## [WHAT YOU HAVE TO DO]
No line before the one holding "Output a JSON" is wanted; restate word for word that line and all lines after it to the end of the entries, excluding pictures.

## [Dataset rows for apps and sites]
__________________________________________________
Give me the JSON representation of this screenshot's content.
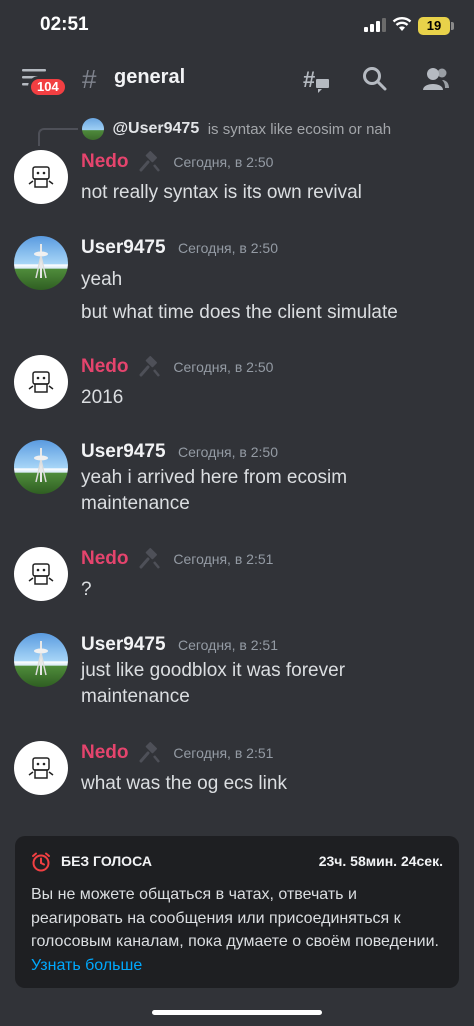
{
  "status_bar": {
    "time": "02:51",
    "battery": "19",
    "icons": [
      "signal-icon",
      "wifi-icon",
      "battery-icon"
    ]
  },
  "header": {
    "badge": "104",
    "channel_name": "general",
    "icons": [
      "menu-icon",
      "hash-icon",
      "threads-icon",
      "search-icon",
      "members-icon"
    ]
  },
  "reply": {
    "username": "@User9475",
    "text": "is syntax like ecosim or nah"
  },
  "messages": [
    {
      "username": "Nedo",
      "timestamp": "Сегодня, в 2:50",
      "lines": [
        "not really syntax is its own revival"
      ]
    },
    {
      "username": "User9475",
      "timestamp": "Сегодня, в 2:50",
      "lines": [
        "yeah",
        "but what time does the client simulate"
      ]
    },
    {
      "username": "Nedo",
      "timestamp": "Сегодня, в 2:50",
      "lines": [
        "2016"
      ]
    },
    {
      "username": "User9475",
      "timestamp": "Сегодня, в 2:50",
      "lines": [
        "yeah i arrived here from ecosim",
        "maintenance"
      ]
    },
    {
      "username": "Nedo",
      "timestamp": "Сегодня, в 2:51",
      "lines": [
        "?"
      ]
    },
    {
      "username": "User9475",
      "timestamp": "Сегодня, в 2:51",
      "lines": [
        "just like goodblox it was forever",
        "maintenance"
      ]
    },
    {
      "username": "Nedo",
      "timestamp": "Сегодня, в 2:51",
      "lines": [
        "what was the og ecs link"
      ]
    }
  ],
  "timeout": {
    "title": "БЕЗ ГОЛОСА",
    "timer": "23ч. 58мин. 24сек.",
    "body": "Вы не можете общаться в чатах, отвечать и реагировать на сообщения или присоединяться к голосовым каналам, пока думаете о своём поведении.",
    "link": "Узнать больше"
  },
  "colors": {
    "background": "#313338",
    "nedo_name": "#e5446d",
    "badge": "#f23f42",
    "link": "#00a8fc",
    "timeout_box": "#1e1f22"
  }
}
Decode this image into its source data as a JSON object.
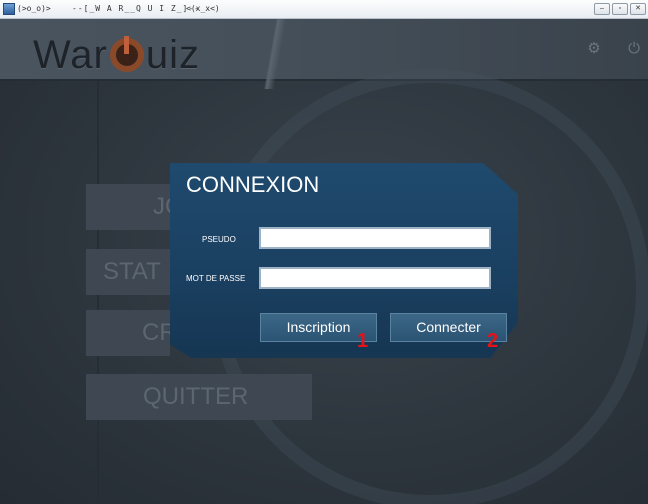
{
  "window": {
    "title_left": "(>o_o)>",
    "title_center": "--[_W A R__Q U I Z_]--",
    "title_right": "<(x_x<)",
    "buttons": [
      "minimize",
      "maximize",
      "close"
    ],
    "icons": {
      "minimize": "–",
      "maximize": "▫",
      "close": "✕"
    }
  },
  "header": {
    "logo_left": "War",
    "logo_right": "uiz",
    "settings_icon": "gear-icon",
    "power_icon": "power-icon"
  },
  "menu": {
    "items": [
      "JO",
      "STAT",
      "CRE",
      "QUITTER"
    ]
  },
  "login": {
    "title": "CONNEXION",
    "pseudo_label": "PSEUDO",
    "password_label": "MOT DE PASSE",
    "pseudo_value": "",
    "password_value": "",
    "inscription_label": "Inscription",
    "connect_label": "Connecter",
    "marker_1": "1",
    "marker_2": "2"
  },
  "colors": {
    "dialog": "#1f4a6e",
    "button": "#2f5a7c",
    "marker": "#e0141a"
  }
}
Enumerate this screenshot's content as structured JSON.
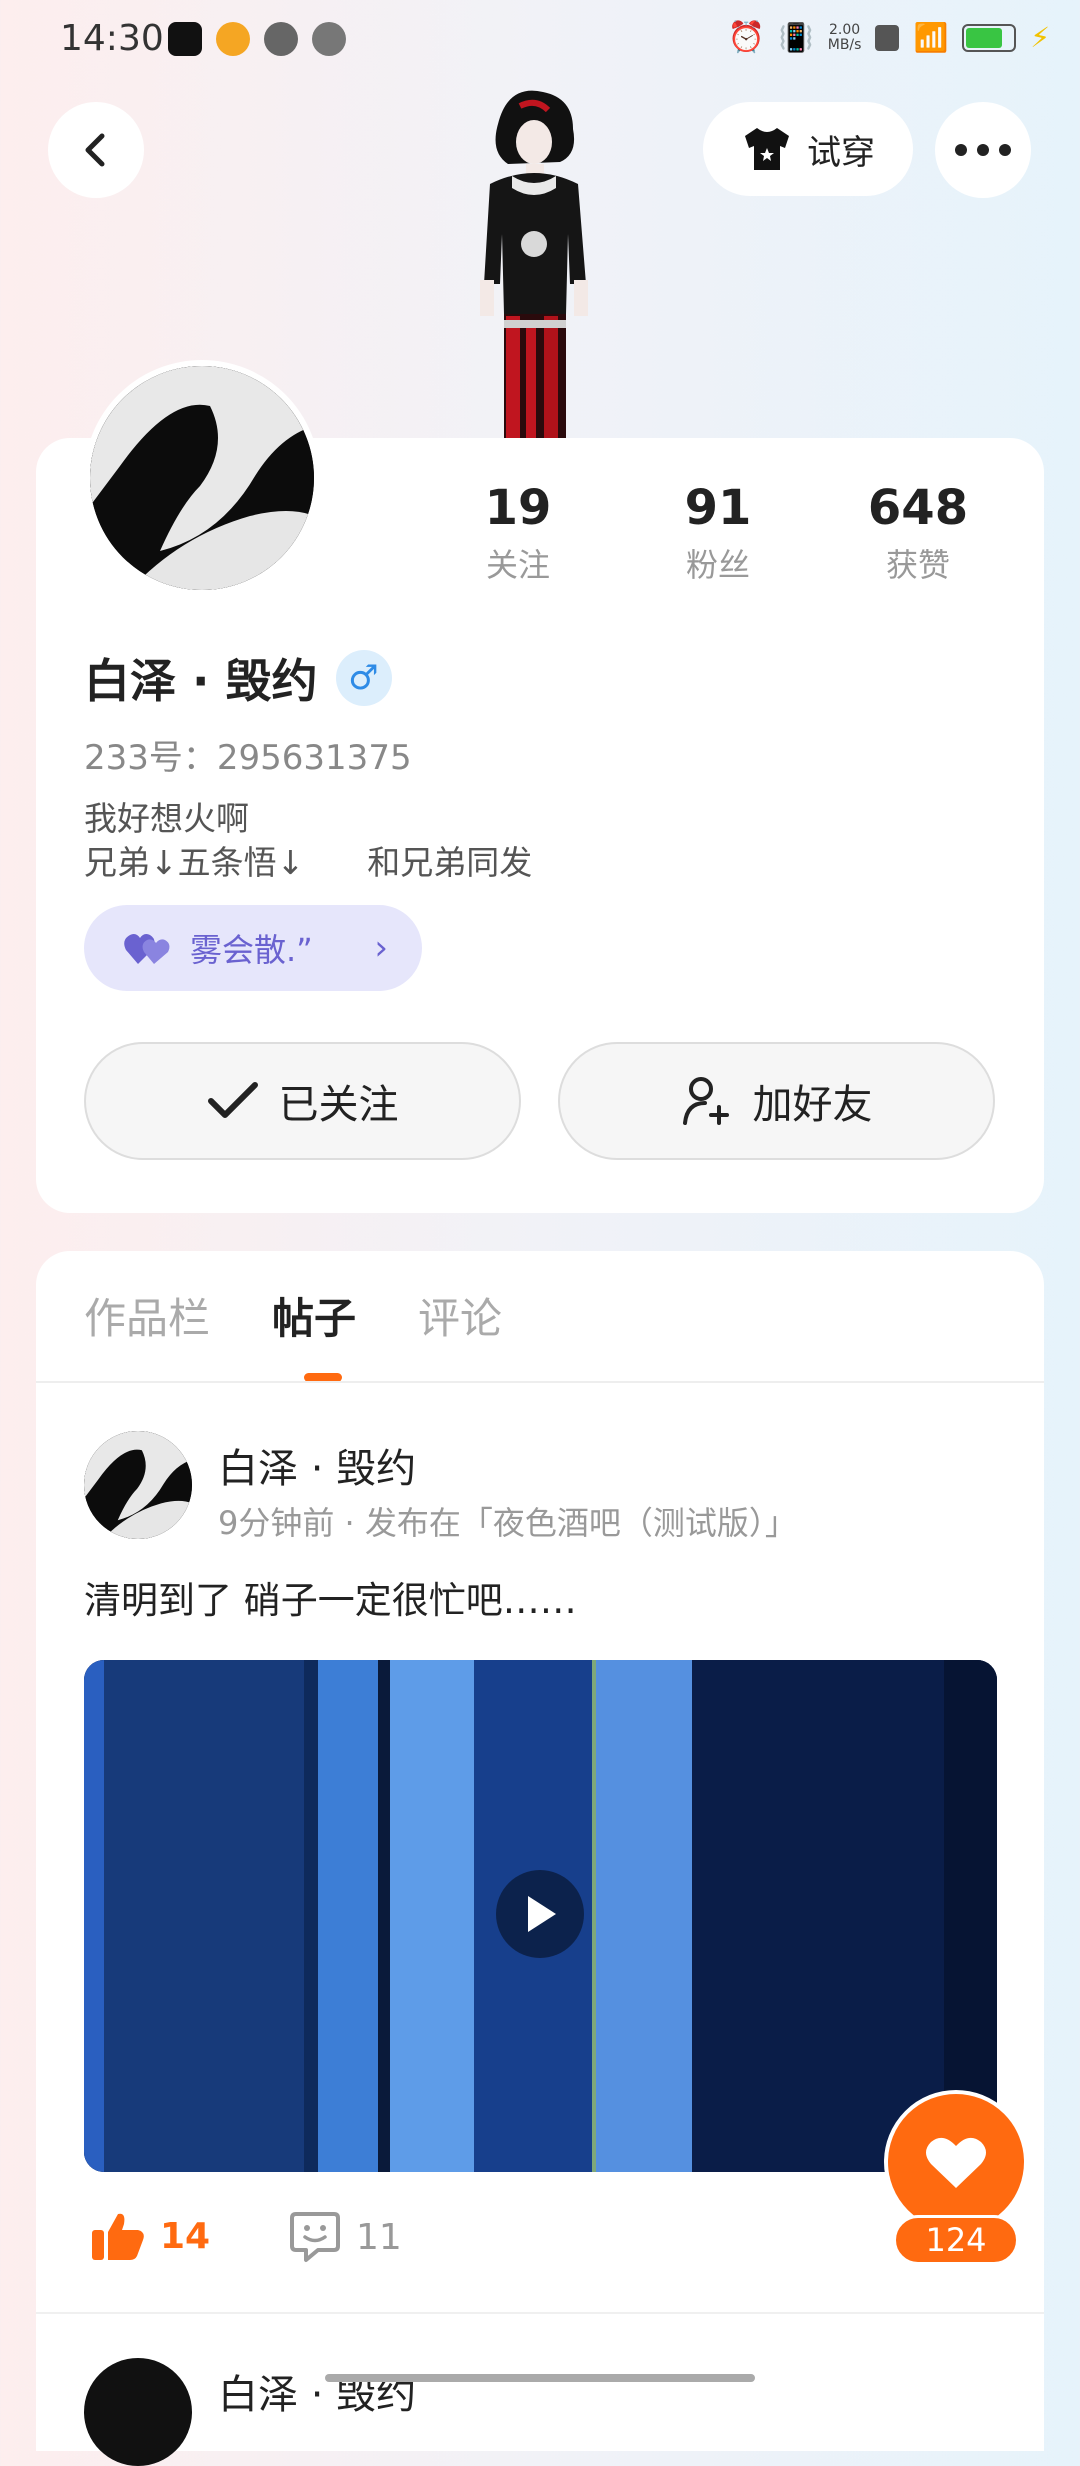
{
  "status_bar": {
    "time": "14:30",
    "net_speed_value": "2.00",
    "net_speed_unit": "MB/s",
    "battery_level": 0.8
  },
  "header": {
    "tryon_label": "试穿"
  },
  "profile": {
    "stats": [
      {
        "value": "19",
        "label": "关注"
      },
      {
        "value": "91",
        "label": "粉丝"
      },
      {
        "value": "648",
        "label": "获赞"
      }
    ],
    "username": "白泽 · 毁约",
    "gender_symbol": "♂",
    "uid": "233号：295631375",
    "bio": "我好想火啊\n兄弟↓五条悟↓      和兄弟同发",
    "group_label": "雾会散.”",
    "followed_label": "已关注",
    "add_friend_label": "加好友"
  },
  "tabs": [
    {
      "label": "作品栏"
    },
    {
      "label": "帖子"
    },
    {
      "label": "评论"
    }
  ],
  "post": {
    "author": "白泽 · 毁约",
    "meta": "9分钟前 · 发布在「夜色酒吧（测试版）」",
    "text": "清明到了 硝子一定很忙吧……",
    "likes": "14",
    "comments": "11"
  },
  "fab": {
    "count": "124"
  },
  "next_post": {
    "author": "白泽 · 毁约"
  },
  "colors": {
    "accent": "#ff6a10",
    "group_pill_bg": "#e6e6fb",
    "group_pill_text": "#6a62d0",
    "gender_blue": "#2e8be6"
  }
}
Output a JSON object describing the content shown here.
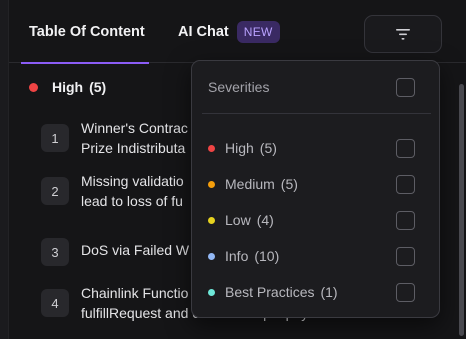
{
  "tabs": {
    "toc_label": "Table Of Content",
    "chat_label": "AI Chat",
    "chat_badge": "NEW"
  },
  "section": {
    "label": "High",
    "count": "(5)",
    "color": "#ef4444"
  },
  "items": [
    {
      "num": "1",
      "text": "Winner's Contrac\nPrize Indistributa"
    },
    {
      "num": "2",
      "text": "Missing validatio\nlead to loss of fu"
    },
    {
      "num": "3",
      "text": "DoS via Failed W"
    },
    {
      "num": "4",
      "text": "Chainlink Functio\nfulfillRequest and cause multiple payouts"
    }
  ],
  "filter": {
    "header": "Severities",
    "options": [
      {
        "label": "High",
        "count": "(5)",
        "color": "#ef4444"
      },
      {
        "label": "Medium",
        "count": "(5)",
        "color": "#f59e0b"
      },
      {
        "label": "Low",
        "count": "(4)",
        "color": "#e6d21f"
      },
      {
        "label": "Info",
        "count": "(10)",
        "color": "#93b8f5"
      },
      {
        "label": "Best Practices",
        "count": "(1)",
        "color": "#6ee7d8"
      }
    ]
  }
}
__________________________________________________
## [YOUR RESPONSE]
Output a JSON object describing the content shown here.
{
  "tabs": {
    "toc_label": "Table Of Content",
    "chat_label": "AI Chat",
    "chat_badge": "NEW"
  },
  "section": {
    "label": "High",
    "count": "(5)",
    "color": "#ef4444"
  },
  "items": [
    {
      "num": "1",
      "text": "Winner's Contrac\nPrize Indistributa"
    },
    {
      "num": "2",
      "text": "Missing validatio\nlead to loss of fu"
    },
    {
      "num": "3",
      "text": "DoS via Failed W"
    },
    {
      "num": "4",
      "text": "Chainlink Functio\nfulfillRequest and cause multiple payouts"
    }
  ],
  "filter": {
    "header": "Severities",
    "options": [
      {
        "label": "High",
        "count": "(5)",
        "color": "#ef4444"
      },
      {
        "label": "Medium",
        "count": "(5)",
        "color": "#f59e0b"
      },
      {
        "label": "Low",
        "count": "(4)",
        "color": "#e6d21f"
      },
      {
        "label": "Info",
        "count": "(10)",
        "color": "#93b8f5"
      },
      {
        "label": "Best Practices",
        "count": "(1)",
        "color": "#6ee7d8"
      }
    ]
  }
}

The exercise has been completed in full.